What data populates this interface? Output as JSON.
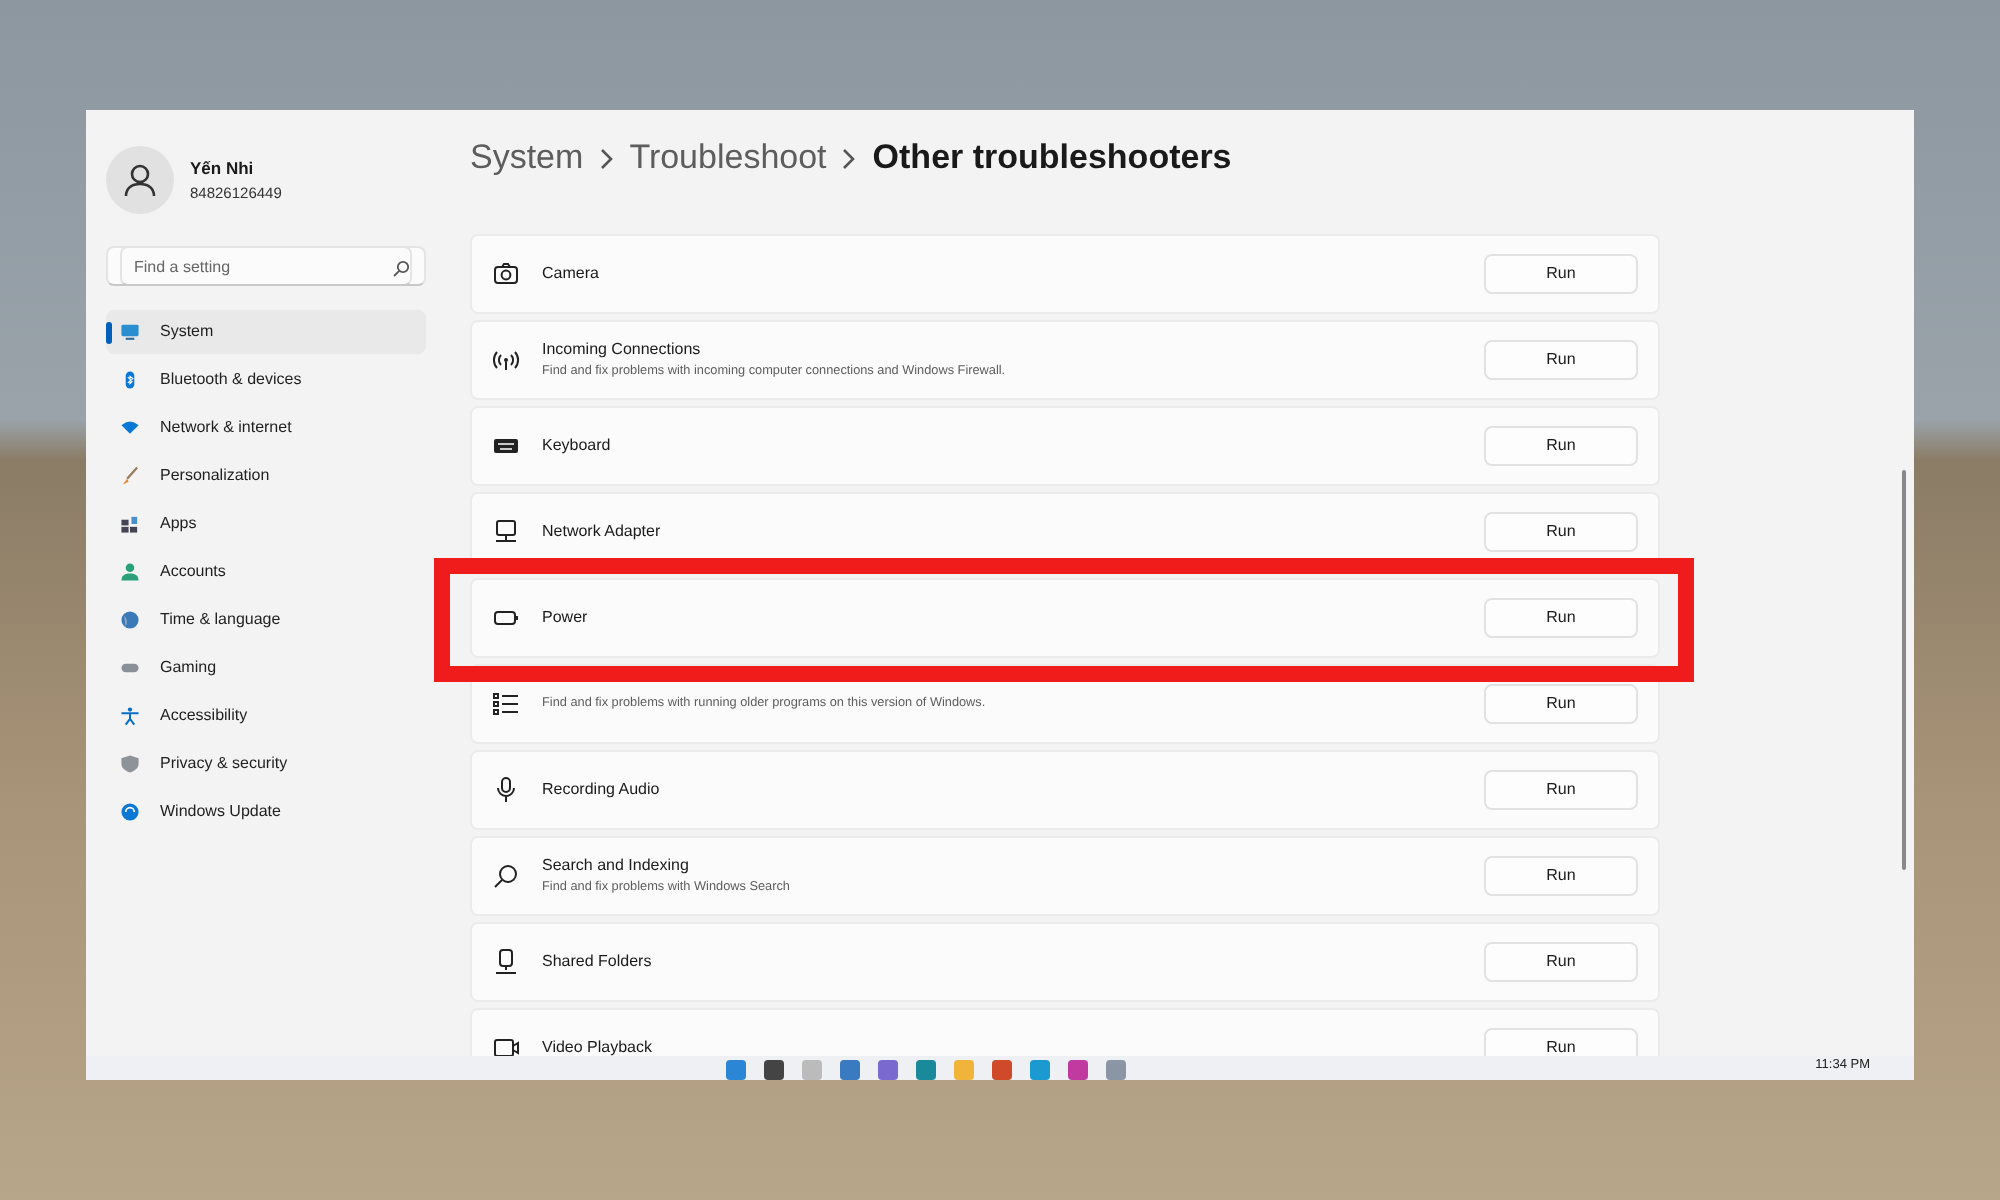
{
  "user": {
    "name": "Yến Nhi",
    "account": "84826126449"
  },
  "search": {
    "placeholder": "Find a setting"
  },
  "nav": [
    {
      "label": "System",
      "selected": true
    },
    {
      "label": "Bluetooth & devices",
      "selected": false
    },
    {
      "label": "Network & internet",
      "selected": false
    },
    {
      "label": "Personalization",
      "selected": false
    },
    {
      "label": "Apps",
      "selected": false
    },
    {
      "label": "Accounts",
      "selected": false
    },
    {
      "label": "Time & language",
      "selected": false
    },
    {
      "label": "Gaming",
      "selected": false
    },
    {
      "label": "Accessibility",
      "selected": false
    },
    {
      "label": "Privacy & security",
      "selected": false
    },
    {
      "label": "Windows Update",
      "selected": false
    }
  ],
  "breadcrumb": [
    {
      "label": "System",
      "current": false
    },
    {
      "label": "Troubleshoot",
      "current": false
    },
    {
      "label": "Other troubleshooters",
      "current": true
    }
  ],
  "troubleshooters": [
    {
      "title": "Camera",
      "button": "Run"
    },
    {
      "title": "Incoming Connections",
      "description": "Find and fix problems with incoming computer connections and Windows Firewall.",
      "button": "Run"
    },
    {
      "title": "Keyboard",
      "button": "Run"
    },
    {
      "title": "Network Adapter",
      "button": "Run"
    },
    {
      "title": "Power",
      "button": "Run"
    },
    {
      "description": "Find and fix problems with running older programs on this version of Windows.",
      "button": "Run"
    },
    {
      "title": "Recording Audio",
      "button": "Run"
    },
    {
      "title": "Search and Indexing",
      "description": "Find and fix problems with Windows Search",
      "button": "Run"
    },
    {
      "title": "Shared Folders",
      "button": "Run"
    },
    {
      "title": "Video Playback",
      "button": "Run"
    }
  ],
  "taskbar": {
    "time": "11:34 PM"
  }
}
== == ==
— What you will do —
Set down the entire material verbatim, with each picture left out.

— Written answer —
What data populates this interface? Output as JSON.
{
  "user": {
    "name": "Yến Nhi",
    "account": "84826126449"
  },
  "search": {
    "placeholder": "Find a setting"
  },
  "nav": [
    {
      "label": "System",
      "selected": true
    },
    {
      "label": "Bluetooth & devices",
      "selected": false
    },
    {
      "label": "Network & internet",
      "selected": false
    },
    {
      "label": "Personalization",
      "selected": false
    },
    {
      "label": "Apps",
      "selected": false
    },
    {
      "label": "Accounts",
      "selected": false
    },
    {
      "label": "Time & language",
      "selected": false
    },
    {
      "label": "Gaming",
      "selected": false
    },
    {
      "label": "Accessibility",
      "selected": false
    },
    {
      "label": "Privacy & security",
      "selected": false
    },
    {
      "label": "Windows Update",
      "selected": false
    }
  ],
  "breadcrumb": [
    {
      "label": "System",
      "current": false
    },
    {
      "label": "Troubleshoot",
      "current": false
    },
    {
      "label": "Other troubleshooters",
      "current": true
    }
  ],
  "troubleshooters": [
    {
      "title": "Camera",
      "button": "Run"
    },
    {
      "title": "Incoming Connections",
      "description": "Find and fix problems with incoming computer connections and Windows Firewall.",
      "button": "Run"
    },
    {
      "title": "Keyboard",
      "button": "Run"
    },
    {
      "title": "Network Adapter",
      "button": "Run"
    },
    {
      "title": "Power",
      "button": "Run"
    },
    {
      "description": "Find and fix problems with running older programs on this version of Windows.",
      "button": "Run"
    },
    {
      "title": "Recording Audio",
      "button": "Run"
    },
    {
      "title": "Search and Indexing",
      "description": "Find and fix problems with Windows Search",
      "button": "Run"
    },
    {
      "title": "Shared Folders",
      "button": "Run"
    },
    {
      "title": "Video Playback",
      "button": "Run"
    }
  ],
  "taskbar": {
    "time": "11:34 PM"
  }
}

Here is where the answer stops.